§ **INPUT DATA**:
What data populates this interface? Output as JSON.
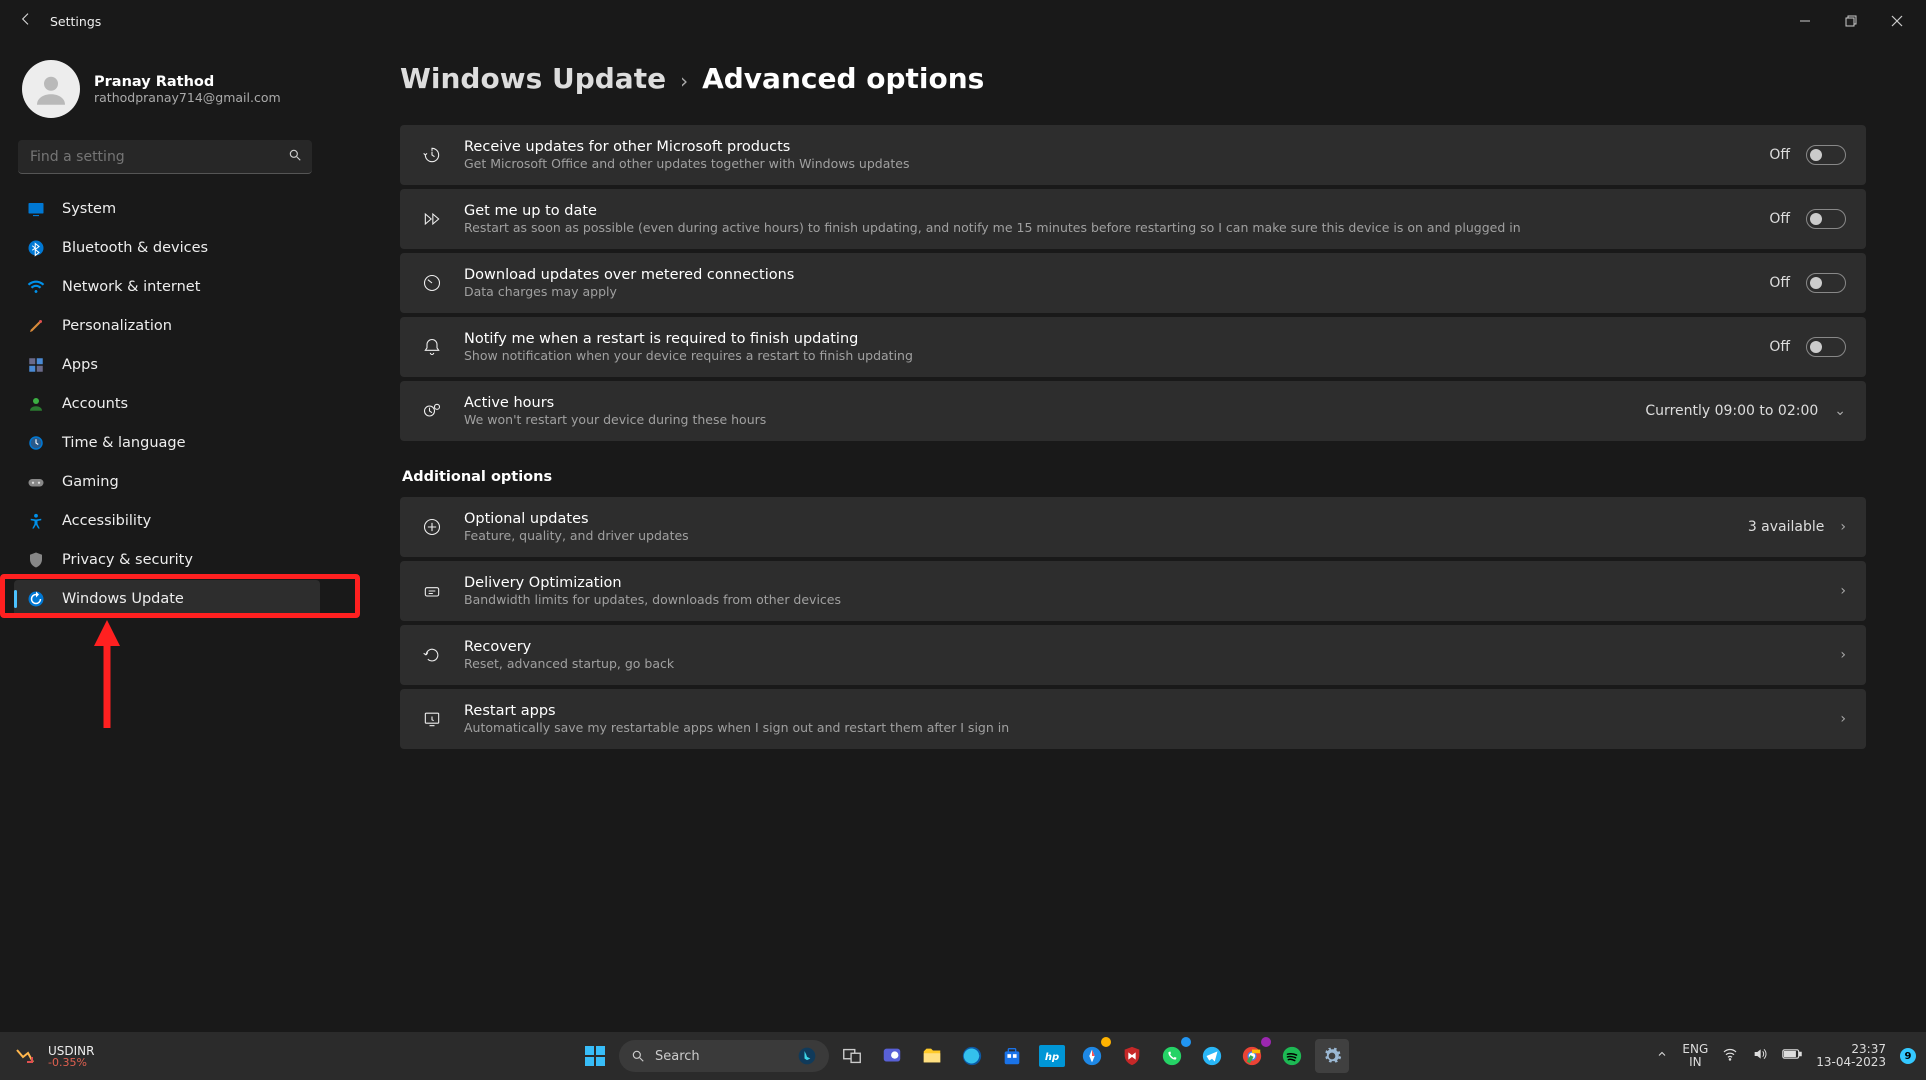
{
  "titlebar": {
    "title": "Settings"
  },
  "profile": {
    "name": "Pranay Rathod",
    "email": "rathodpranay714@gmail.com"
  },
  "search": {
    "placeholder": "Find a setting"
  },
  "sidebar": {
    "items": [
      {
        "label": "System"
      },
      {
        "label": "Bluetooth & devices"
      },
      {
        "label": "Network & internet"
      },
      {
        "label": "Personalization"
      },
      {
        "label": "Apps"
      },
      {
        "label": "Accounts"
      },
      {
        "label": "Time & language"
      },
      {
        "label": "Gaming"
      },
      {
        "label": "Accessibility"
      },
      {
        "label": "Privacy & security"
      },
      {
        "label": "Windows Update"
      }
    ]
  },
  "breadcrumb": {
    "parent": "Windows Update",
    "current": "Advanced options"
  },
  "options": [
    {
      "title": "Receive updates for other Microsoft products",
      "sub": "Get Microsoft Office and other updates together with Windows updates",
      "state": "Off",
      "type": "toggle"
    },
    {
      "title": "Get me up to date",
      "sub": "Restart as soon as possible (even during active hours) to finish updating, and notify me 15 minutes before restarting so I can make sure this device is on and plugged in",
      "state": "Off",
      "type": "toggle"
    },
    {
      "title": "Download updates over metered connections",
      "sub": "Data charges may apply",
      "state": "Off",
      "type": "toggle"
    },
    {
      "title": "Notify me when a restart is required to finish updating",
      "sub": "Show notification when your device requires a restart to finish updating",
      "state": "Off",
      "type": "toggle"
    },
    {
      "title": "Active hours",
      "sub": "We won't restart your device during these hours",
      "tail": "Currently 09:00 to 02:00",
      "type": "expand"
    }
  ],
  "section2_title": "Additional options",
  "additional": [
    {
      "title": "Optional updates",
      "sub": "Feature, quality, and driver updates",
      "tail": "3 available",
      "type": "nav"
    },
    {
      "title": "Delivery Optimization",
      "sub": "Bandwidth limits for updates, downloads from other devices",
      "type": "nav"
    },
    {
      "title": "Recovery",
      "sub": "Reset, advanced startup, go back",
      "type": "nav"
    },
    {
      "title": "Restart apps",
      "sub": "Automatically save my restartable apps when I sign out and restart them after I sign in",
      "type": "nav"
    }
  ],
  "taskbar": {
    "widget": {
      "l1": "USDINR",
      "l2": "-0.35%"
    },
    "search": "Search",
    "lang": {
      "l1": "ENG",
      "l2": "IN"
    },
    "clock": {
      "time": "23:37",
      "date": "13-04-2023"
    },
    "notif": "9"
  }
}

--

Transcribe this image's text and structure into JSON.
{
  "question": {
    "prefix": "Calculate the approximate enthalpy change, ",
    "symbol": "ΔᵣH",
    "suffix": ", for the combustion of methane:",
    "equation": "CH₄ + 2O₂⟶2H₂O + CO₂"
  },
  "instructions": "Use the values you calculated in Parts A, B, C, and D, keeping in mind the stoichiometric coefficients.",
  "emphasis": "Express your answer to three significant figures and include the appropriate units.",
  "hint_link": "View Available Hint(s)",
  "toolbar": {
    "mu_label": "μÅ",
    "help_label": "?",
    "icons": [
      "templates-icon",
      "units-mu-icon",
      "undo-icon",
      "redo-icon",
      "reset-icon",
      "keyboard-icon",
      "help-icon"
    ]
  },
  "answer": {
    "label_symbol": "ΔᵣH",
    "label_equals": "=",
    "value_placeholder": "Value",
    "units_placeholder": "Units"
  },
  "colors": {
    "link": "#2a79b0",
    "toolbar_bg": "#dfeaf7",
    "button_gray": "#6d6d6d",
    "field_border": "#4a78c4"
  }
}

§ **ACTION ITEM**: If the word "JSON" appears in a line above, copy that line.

§ **WRITTEN REPLY**:
What data populates this interface? Output as JSON.
Transcribe this image's text and structure into JSON.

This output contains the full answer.